- Supplied material -
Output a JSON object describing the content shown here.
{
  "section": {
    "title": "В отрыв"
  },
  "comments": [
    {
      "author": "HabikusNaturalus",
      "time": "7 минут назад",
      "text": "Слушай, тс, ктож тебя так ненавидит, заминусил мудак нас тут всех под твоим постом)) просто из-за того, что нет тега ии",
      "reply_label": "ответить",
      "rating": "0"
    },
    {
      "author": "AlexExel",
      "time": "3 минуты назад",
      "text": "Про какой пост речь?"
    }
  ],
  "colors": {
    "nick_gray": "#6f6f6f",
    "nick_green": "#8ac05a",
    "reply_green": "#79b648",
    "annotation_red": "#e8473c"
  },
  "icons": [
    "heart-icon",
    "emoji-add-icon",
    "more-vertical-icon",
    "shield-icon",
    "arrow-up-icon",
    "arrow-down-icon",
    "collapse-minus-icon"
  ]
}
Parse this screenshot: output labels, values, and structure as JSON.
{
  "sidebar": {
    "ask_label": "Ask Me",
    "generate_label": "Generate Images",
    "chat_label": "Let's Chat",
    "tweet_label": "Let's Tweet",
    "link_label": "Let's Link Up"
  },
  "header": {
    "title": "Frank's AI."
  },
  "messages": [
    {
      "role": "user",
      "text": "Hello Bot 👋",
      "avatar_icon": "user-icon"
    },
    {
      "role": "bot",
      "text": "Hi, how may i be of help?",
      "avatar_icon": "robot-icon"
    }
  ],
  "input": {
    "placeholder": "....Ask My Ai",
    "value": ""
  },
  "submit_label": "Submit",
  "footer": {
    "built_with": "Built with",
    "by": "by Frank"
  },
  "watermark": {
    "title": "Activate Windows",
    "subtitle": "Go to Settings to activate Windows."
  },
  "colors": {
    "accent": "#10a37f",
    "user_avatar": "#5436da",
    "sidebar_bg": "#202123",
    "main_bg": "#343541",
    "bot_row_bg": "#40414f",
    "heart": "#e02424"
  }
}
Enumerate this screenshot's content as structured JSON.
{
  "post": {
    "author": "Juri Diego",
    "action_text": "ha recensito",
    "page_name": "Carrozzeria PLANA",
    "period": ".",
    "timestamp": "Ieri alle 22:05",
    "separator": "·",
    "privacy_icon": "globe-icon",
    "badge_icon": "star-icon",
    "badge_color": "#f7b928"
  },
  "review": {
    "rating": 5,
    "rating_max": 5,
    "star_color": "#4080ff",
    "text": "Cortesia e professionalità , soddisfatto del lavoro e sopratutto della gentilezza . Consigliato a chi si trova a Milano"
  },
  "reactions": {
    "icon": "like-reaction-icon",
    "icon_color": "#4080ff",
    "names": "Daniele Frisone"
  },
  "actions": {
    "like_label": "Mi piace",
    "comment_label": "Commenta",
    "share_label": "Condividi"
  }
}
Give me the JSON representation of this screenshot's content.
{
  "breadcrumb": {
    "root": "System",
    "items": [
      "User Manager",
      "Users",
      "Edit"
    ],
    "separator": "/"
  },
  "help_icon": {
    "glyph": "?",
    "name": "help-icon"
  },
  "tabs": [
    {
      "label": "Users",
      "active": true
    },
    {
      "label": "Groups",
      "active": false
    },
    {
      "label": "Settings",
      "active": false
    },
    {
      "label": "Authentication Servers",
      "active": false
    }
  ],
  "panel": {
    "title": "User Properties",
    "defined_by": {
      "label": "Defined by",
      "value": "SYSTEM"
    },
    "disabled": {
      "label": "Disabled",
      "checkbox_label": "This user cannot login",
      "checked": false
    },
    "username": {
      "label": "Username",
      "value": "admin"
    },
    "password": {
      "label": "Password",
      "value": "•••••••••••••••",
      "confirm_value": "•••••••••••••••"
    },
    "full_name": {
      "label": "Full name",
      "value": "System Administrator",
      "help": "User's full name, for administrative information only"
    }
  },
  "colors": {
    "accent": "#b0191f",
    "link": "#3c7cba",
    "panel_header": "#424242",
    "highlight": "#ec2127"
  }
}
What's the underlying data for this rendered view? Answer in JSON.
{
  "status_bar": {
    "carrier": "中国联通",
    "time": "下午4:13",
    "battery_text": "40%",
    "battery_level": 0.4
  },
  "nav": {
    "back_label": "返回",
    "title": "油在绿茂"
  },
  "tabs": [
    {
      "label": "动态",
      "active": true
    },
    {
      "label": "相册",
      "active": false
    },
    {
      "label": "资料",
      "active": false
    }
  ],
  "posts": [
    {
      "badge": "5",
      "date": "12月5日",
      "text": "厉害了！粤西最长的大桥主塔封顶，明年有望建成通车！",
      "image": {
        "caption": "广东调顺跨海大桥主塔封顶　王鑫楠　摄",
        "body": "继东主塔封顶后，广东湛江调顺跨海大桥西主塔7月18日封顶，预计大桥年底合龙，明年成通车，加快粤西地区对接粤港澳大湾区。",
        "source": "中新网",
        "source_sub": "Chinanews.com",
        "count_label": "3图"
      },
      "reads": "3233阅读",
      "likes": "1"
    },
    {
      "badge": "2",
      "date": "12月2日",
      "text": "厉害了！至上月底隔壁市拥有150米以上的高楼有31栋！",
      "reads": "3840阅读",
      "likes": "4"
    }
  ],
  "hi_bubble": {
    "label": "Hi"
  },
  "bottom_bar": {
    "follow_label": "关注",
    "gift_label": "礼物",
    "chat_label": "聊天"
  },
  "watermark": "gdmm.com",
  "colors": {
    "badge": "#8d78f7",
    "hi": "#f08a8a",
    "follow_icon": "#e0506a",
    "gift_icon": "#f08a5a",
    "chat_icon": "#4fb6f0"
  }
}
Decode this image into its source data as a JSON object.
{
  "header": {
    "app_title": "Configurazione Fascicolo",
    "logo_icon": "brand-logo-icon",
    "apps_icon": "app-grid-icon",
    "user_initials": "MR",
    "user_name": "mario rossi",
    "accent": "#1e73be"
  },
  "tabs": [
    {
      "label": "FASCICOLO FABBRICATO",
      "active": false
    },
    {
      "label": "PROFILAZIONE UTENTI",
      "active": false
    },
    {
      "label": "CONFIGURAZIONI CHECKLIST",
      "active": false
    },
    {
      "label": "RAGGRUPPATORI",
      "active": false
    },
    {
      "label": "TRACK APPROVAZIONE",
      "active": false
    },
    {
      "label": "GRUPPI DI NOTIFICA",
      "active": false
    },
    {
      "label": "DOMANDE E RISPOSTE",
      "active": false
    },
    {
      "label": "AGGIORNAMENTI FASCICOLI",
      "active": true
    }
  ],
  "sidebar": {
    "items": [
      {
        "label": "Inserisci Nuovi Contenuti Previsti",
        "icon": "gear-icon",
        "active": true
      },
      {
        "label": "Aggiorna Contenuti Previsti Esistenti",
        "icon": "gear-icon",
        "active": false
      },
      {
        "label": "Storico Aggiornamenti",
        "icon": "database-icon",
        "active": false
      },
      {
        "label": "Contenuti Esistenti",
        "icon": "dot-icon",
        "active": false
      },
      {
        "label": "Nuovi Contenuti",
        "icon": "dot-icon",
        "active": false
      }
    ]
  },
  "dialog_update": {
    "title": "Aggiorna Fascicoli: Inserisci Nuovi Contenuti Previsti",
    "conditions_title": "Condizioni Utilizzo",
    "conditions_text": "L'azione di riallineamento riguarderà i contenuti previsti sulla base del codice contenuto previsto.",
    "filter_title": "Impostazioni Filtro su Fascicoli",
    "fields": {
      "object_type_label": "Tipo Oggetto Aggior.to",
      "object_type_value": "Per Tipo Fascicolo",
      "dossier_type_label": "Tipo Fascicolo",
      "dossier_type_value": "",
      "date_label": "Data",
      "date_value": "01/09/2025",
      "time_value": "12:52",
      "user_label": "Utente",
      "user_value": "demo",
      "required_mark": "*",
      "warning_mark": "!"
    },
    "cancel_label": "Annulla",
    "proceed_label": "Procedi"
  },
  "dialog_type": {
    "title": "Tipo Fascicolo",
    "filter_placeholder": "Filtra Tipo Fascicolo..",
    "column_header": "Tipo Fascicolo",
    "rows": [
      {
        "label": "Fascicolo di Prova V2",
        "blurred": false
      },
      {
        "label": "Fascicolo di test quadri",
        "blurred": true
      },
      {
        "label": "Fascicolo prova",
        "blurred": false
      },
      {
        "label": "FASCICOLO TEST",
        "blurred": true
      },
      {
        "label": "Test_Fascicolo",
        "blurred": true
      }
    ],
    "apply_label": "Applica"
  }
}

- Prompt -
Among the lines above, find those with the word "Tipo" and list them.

- Task solution -
      "object_type_label": "Tipo Oggetto Aggior.to",
      "object_type_value": "Per Tipo Fascicolo",
      "dossier_type_label": "Tipo Fascicolo",
    "title": "Tipo Fascicolo",
    "filter_placeholder": "Filtra Tipo Fascicolo..",
    "column_header": "Tipo Fascicolo",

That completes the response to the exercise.